WHAT TO WORK ON – Word for word, restate every entry shown below.

DATASET RECORDS –
"""

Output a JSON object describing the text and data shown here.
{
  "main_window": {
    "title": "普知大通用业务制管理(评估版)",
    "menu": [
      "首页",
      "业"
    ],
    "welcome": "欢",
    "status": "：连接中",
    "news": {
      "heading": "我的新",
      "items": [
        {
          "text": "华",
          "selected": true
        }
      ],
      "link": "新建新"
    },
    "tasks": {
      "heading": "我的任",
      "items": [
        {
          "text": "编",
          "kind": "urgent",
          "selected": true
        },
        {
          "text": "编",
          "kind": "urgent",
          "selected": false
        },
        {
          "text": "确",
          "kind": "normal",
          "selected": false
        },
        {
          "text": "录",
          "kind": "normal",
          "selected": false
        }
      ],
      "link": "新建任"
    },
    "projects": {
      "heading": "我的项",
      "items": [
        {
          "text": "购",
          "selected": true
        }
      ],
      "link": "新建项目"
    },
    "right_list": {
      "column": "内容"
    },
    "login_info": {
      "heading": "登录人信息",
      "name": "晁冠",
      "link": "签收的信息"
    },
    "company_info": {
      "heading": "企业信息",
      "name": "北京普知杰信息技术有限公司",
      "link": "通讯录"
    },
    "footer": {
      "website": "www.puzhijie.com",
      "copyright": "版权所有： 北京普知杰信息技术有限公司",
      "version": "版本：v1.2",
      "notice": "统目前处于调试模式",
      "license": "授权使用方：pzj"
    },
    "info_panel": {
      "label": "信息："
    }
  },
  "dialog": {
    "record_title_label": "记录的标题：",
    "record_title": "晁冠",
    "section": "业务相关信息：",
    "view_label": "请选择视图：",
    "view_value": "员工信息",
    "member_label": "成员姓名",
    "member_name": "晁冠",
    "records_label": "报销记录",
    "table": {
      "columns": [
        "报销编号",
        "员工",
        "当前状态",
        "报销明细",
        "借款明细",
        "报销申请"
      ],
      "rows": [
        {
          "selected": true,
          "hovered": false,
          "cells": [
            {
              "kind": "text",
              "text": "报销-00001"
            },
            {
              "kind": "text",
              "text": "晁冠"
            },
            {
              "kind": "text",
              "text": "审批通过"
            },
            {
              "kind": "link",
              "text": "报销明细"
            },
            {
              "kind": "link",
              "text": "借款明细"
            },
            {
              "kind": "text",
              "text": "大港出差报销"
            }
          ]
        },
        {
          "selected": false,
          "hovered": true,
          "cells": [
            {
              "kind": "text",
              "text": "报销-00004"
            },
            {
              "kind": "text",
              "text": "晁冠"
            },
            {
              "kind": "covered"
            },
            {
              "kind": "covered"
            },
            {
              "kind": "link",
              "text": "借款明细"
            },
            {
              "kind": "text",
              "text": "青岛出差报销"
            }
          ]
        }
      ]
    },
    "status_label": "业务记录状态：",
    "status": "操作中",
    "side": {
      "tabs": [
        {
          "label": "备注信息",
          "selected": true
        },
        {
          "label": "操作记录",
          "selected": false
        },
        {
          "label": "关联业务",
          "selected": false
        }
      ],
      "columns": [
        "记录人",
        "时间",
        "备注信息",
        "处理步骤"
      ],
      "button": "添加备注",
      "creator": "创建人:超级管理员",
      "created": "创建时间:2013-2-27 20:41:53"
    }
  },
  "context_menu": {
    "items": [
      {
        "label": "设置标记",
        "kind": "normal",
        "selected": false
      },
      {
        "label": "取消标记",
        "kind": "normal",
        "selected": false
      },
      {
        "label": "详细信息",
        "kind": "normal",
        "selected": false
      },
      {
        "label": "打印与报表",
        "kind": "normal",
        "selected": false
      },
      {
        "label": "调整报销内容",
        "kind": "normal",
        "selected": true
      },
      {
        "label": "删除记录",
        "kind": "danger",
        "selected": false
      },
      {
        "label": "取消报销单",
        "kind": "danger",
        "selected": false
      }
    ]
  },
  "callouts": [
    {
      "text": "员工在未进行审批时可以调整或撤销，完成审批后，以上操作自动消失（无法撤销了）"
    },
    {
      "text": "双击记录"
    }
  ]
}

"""

RESULT –
Output a JSON object describing the text and data shown here.
{
  "main_window": {
    "title": "普知大通用业务制管理(评估版)",
    "menu": [
      "首页",
      "业"
    ],
    "welcome": "欢",
    "status": "：连接中",
    "news": {
      "heading": "我的新",
      "items": [
        {
          "text": "华",
          "selected": true
        }
      ],
      "link": "新建新"
    },
    "tasks": {
      "heading": "我的任",
      "items": [
        {
          "text": "编",
          "kind": "urgent",
          "selected": true
        },
        {
          "text": "编",
          "kind": "urgent",
          "selected": false
        },
        {
          "text": "确",
          "kind": "normal",
          "selected": false
        },
        {
          "text": "录",
          "kind": "normal",
          "selected": false
        }
      ],
      "link": "新建任"
    },
    "projects": {
      "heading": "我的项",
      "items": [
        {
          "text": "购",
          "selected": true
        }
      ],
      "link": "新建项目"
    },
    "right_list": {
      "column": "内容"
    },
    "login_info": {
      "heading": "登录人信息",
      "name": "晁冠",
      "link": "签收的信息"
    },
    "company_info": {
      "heading": "企业信息",
      "name": "北京普知杰信息技术有限公司",
      "link": "通讯录"
    },
    "footer": {
      "website": "www.puzhijie.com",
      "copyright": "版权所有： 北京普知杰信息技术有限公司",
      "version": "版本：v1.2",
      "notice": "统目前处于调试模式",
      "license": "授权使用方：pzj"
    },
    "info_panel": {
      "label": "信息："
    }
  },
  "dialog": {
    "record_title_label": "记录的标题：",
    "record_title": "晁冠",
    "section": "业务相关信息：",
    "view_label": "请选择视图：",
    "view_value": "员工信息",
    "member_label": "成员姓名",
    "member_name": "晁冠",
    "records_label": "报销记录",
    "table": {
      "columns": [
        "报销编号",
        "员工",
        "当前状态",
        "报销明细",
        "借款明细",
        "报销申请"
      ],
      "rows": [
        {
          "selected": true,
          "hovered": false,
          "cells": [
            {
              "kind": "text",
              "text": "报销-00001"
            },
            {
              "kind": "text",
              "text": "晁冠"
            },
            {
              "kind": "text",
              "text": "审批通过"
            },
            {
              "kind": "link",
              "text": "报销明细"
            },
            {
              "kind": "link",
              "text": "借款明细"
            },
            {
              "kind": "text",
              "text": "大港出差报销"
            }
          ]
        },
        {
          "selected": false,
          "hovered": true,
          "cells": [
            {
              "kind": "text",
              "text": "报销-00004"
            },
            {
              "kind": "text",
              "text": "晁冠"
            },
            {
              "kind": "covered"
            },
            {
              "kind": "covered"
            },
            {
              "kind": "link",
              "text": "借款明细"
            },
            {
              "kind": "text",
              "text": "青岛出差报销"
            }
          ]
        }
      ]
    },
    "status_label": "业务记录状态：",
    "status": "操作中",
    "side": {
      "tabs": [
        {
          "label": "备注信息",
          "selected": true
        },
        {
          "label": "操作记录",
          "selected": false
        },
        {
          "label": "关联业务",
          "selected": false
        }
      ],
      "columns": [
        "记录人",
        "时间",
        "备注信息",
        "处理步骤"
      ],
      "button": "添加备注",
      "creator": "创建人:超级管理员",
      "created": "创建时间:2013-2-27 20:41:53"
    }
  },
  "context_menu": {
    "items": [
      {
        "label": "设置标记",
        "kind": "normal",
        "selected": false
      },
      {
        "label": "取消标记",
        "kind": "normal",
        "selected": false
      },
      {
        "label": "详细信息",
        "kind": "normal",
        "selected": false
      },
      {
        "label": "打印与报表",
        "kind": "normal",
        "selected": false
      },
      {
        "label": "调整报销内容",
        "kind": "normal",
        "selected": true
      },
      {
        "label": "删除记录",
        "kind": "danger",
        "selected": false
      },
      {
        "label": "取消报销单",
        "kind": "danger",
        "selected": false
      }
    ]
  },
  "callouts": [
    {
      "text": "员工在未进行审批时可以调整或撤销，完成审批后，以上操作自动消失（无法撤销了）"
    },
    {
      "text": "双击记录"
    }
  ]
}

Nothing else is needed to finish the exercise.